WORK ORDER
With the listing in front of you, retype it exactly.
[EXERCISE INPUTS]
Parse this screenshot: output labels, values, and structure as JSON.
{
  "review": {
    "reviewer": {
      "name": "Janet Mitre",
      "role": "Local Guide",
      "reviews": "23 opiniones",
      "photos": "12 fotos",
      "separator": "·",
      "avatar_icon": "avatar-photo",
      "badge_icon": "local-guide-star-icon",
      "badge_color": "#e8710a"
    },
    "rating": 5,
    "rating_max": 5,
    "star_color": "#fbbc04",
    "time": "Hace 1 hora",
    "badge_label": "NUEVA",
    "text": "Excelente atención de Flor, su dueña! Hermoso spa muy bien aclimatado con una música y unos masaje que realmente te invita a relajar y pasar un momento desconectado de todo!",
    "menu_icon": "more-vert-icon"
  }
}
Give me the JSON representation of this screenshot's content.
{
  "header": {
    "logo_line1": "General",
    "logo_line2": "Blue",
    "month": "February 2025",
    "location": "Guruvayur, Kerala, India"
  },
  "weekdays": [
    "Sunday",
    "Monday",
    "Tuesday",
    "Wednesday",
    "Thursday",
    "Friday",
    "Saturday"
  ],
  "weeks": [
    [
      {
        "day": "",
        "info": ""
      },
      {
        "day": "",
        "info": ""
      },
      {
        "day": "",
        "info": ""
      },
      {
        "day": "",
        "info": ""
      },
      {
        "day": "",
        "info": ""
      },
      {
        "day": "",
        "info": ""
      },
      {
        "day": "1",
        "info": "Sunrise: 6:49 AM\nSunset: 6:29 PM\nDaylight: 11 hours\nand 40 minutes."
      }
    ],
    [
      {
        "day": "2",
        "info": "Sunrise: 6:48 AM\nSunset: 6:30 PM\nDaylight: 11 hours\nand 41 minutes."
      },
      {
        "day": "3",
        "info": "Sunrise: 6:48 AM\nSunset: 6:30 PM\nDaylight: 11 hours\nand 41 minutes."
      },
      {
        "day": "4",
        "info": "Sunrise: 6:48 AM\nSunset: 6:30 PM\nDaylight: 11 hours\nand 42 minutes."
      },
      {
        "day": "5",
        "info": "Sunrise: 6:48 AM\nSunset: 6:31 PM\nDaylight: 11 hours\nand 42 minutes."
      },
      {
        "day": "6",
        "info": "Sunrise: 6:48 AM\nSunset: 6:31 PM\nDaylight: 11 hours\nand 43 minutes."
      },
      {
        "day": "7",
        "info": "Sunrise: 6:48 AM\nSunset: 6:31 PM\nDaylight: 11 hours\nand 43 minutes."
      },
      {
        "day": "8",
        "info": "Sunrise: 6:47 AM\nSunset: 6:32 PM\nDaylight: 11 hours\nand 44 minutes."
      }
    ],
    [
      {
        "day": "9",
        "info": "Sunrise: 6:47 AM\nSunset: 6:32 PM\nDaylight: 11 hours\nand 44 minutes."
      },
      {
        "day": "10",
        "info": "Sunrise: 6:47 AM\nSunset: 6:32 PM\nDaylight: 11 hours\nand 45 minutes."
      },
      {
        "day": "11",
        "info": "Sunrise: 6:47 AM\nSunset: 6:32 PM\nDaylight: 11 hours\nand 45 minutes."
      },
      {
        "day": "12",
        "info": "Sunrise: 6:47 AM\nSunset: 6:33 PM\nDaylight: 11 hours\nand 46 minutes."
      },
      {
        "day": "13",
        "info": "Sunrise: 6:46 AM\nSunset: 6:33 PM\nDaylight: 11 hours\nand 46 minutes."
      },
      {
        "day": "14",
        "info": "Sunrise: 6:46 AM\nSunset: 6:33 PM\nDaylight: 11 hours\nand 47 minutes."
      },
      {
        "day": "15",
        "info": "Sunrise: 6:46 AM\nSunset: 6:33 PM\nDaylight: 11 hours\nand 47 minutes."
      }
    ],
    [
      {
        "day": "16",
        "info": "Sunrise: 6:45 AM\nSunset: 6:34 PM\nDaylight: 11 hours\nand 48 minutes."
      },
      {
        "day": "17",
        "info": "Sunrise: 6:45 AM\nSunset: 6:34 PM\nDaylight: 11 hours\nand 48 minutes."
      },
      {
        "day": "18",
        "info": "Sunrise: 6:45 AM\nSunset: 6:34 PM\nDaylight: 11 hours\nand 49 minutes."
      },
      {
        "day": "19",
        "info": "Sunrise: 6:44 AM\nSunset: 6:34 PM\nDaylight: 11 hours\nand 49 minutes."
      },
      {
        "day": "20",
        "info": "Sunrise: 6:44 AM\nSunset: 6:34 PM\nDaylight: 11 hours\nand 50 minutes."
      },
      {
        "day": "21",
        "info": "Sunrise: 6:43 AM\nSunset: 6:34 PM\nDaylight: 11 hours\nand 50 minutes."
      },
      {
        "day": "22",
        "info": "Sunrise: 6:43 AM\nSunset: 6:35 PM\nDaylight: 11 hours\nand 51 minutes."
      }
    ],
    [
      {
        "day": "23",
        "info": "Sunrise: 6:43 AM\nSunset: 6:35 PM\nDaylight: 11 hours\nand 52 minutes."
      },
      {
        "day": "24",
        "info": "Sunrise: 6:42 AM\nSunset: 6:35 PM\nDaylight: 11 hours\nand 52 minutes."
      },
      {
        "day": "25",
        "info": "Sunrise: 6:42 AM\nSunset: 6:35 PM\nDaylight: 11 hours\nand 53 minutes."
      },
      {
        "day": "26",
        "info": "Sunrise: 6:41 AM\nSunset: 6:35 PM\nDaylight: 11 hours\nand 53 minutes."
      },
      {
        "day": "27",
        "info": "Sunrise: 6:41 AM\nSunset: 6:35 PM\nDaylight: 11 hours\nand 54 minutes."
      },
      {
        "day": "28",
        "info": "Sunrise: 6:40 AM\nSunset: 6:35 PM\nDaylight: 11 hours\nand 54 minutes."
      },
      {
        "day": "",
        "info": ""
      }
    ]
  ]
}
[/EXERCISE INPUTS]
REPLY
Parse this screenshot: output labels, values, and structure as JSON.
{
  "review": {
    "reviewer": {
      "name": "Janet Mitre",
      "role": "Local Guide",
      "reviews": "23 opiniones",
      "photos": "12 fotos",
      "separator": "·",
      "avatar_icon": "avatar-photo",
      "badge_icon": "local-guide-star-icon",
      "badge_color": "#e8710a"
    },
    "rating": 5,
    "rating_max": 5,
    "star_color": "#fbbc04",
    "time": "Hace 1 hora",
    "badge_label": "NUEVA",
    "text": "Excelente atención de Flor, su dueña! Hermoso spa muy bien aclimatado con una música y unos masaje que realmente te invita a relajar y pasar un momento desconectado de todo!",
    "menu_icon": "more-vert-icon"
  }
}
Give me the JSON representation of this screenshot's content.
{
  "header": {
    "logo_line1": "General",
    "logo_line2": "Blue",
    "month": "February 2025",
    "location": "Guruvayur, Kerala, India"
  },
  "weekdays": [
    "Sunday",
    "Monday",
    "Tuesday",
    "Wednesday",
    "Thursday",
    "Friday",
    "Saturday"
  ],
  "weeks": [
    [
      {
        "day": "",
        "info": ""
      },
      {
        "day": "",
        "info": ""
      },
      {
        "day": "",
        "info": ""
      },
      {
        "day": "",
        "info": ""
      },
      {
        "day": "",
        "info": ""
      },
      {
        "day": "",
        "info": ""
      },
      {
        "day": "1",
        "info": "Sunrise: 6:49 AM\nSunset: 6:29 PM\nDaylight: 11 hours\nand 40 minutes."
      }
    ],
    [
      {
        "day": "2",
        "info": "Sunrise: 6:48 AM\nSunset: 6:30 PM\nDaylight: 11 hours\nand 41 minutes."
      },
      {
        "day": "3",
        "info": "Sunrise: 6:48 AM\nSunset: 6:30 PM\nDaylight: 11 hours\nand 41 minutes."
      },
      {
        "day": "4",
        "info": "Sunrise: 6:48 AM\nSunset: 6:30 PM\nDaylight: 11 hours\nand 42 minutes."
      },
      {
        "day": "5",
        "info": "Sunrise: 6:48 AM\nSunset: 6:31 PM\nDaylight: 11 hours\nand 42 minutes."
      },
      {
        "day": "6",
        "info": "Sunrise: 6:48 AM\nSunset: 6:31 PM\nDaylight: 11 hours\nand 43 minutes."
      },
      {
        "day": "7",
        "info": "Sunrise: 6:48 AM\nSunset: 6:31 PM\nDaylight: 11 hours\nand 43 minutes."
      },
      {
        "day": "8",
        "info": "Sunrise: 6:47 AM\nSunset: 6:32 PM\nDaylight: 11 hours\nand 44 minutes."
      }
    ],
    [
      {
        "day": "9",
        "info": "Sunrise: 6:47 AM\nSunset: 6:32 PM\nDaylight: 11 hours\nand 44 minutes."
      },
      {
        "day": "10",
        "info": "Sunrise: 6:47 AM\nSunset: 6:32 PM\nDaylight: 11 hours\nand 45 minutes."
      },
      {
        "day": "11",
        "info": "Sunrise: 6:47 AM\nSunset: 6:32 PM\nDaylight: 11 hours\nand 45 minutes."
      },
      {
        "day": "12",
        "info": "Sunrise: 6:47 AM\nSunset: 6:33 PM\nDaylight: 11 hours\nand 46 minutes."
      },
      {
        "day": "13",
        "info": "Sunrise: 6:46 AM\nSunset: 6:33 PM\nDaylight: 11 hours\nand 46 minutes."
      },
      {
        "day": "14",
        "info": "Sunrise: 6:46 AM\nSunset: 6:33 PM\nDaylight: 11 hours\nand 47 minutes."
      },
      {
        "day": "15",
        "info": "Sunrise: 6:46 AM\nSunset: 6:33 PM\nDaylight: 11 hours\nand 47 minutes."
      }
    ],
    [
      {
        "day": "16",
        "info": "Sunrise: 6:45 AM\nSunset: 6:34 PM\nDaylight: 11 hours\nand 48 minutes."
      },
      {
        "day": "17",
        "info": "Sunrise: 6:45 AM\nSunset: 6:34 PM\nDaylight: 11 hours\nand 48 minutes."
      },
      {
        "day": "18",
        "info": "Sunrise: 6:45 AM\nSunset: 6:34 PM\nDaylight: 11 hours\nand 49 minutes."
      },
      {
        "day": "19",
        "info": "Sunrise: 6:44 AM\nSunset: 6:34 PM\nDaylight: 11 hours\nand 49 minutes."
      },
      {
        "day": "20",
        "info": "Sunrise: 6:44 AM\nSunset: 6:34 PM\nDaylight: 11 hours\nand 50 minutes."
      },
      {
        "day": "21",
        "info": "Sunrise: 6:43 AM\nSunset: 6:34 PM\nDaylight: 11 hours\nand 50 minutes."
      },
      {
        "day": "22",
        "info": "Sunrise: 6:43 AM\nSunset: 6:35 PM\nDaylight: 11 hours\nand 51 minutes."
      }
    ],
    [
      {
        "day": "23",
        "info": "Sunrise: 6:43 AM\nSunset: 6:35 PM\nDaylight: 11 hours\nand 52 minutes."
      },
      {
        "day": "24",
        "info": "Sunrise: 6:42 AM\nSunset: 6:35 PM\nDaylight: 11 hours\nand 52 minutes."
      },
      {
        "day": "25",
        "info": "Sunrise: 6:42 AM\nSunset: 6:35 PM\nDaylight: 11 hours\nand 53 minutes."
      },
      {
        "day": "26",
        "info": "Sunrise: 6:41 AM\nSunset: 6:35 PM\nDaylight: 11 hours\nand 53 minutes."
      },
      {
        "day": "27",
        "info": "Sunrise: 6:41 AM\nSunset: 6:35 PM\nDaylight: 11 hours\nand 54 minutes."
      },
      {
        "day": "28",
        "info": "Sunrise: 6:40 AM\nSunset: 6:35 PM\nDaylight: 11 hours\nand 54 minutes."
      },
      {
        "day": "",
        "info": ""
      }
    ]
  ]
}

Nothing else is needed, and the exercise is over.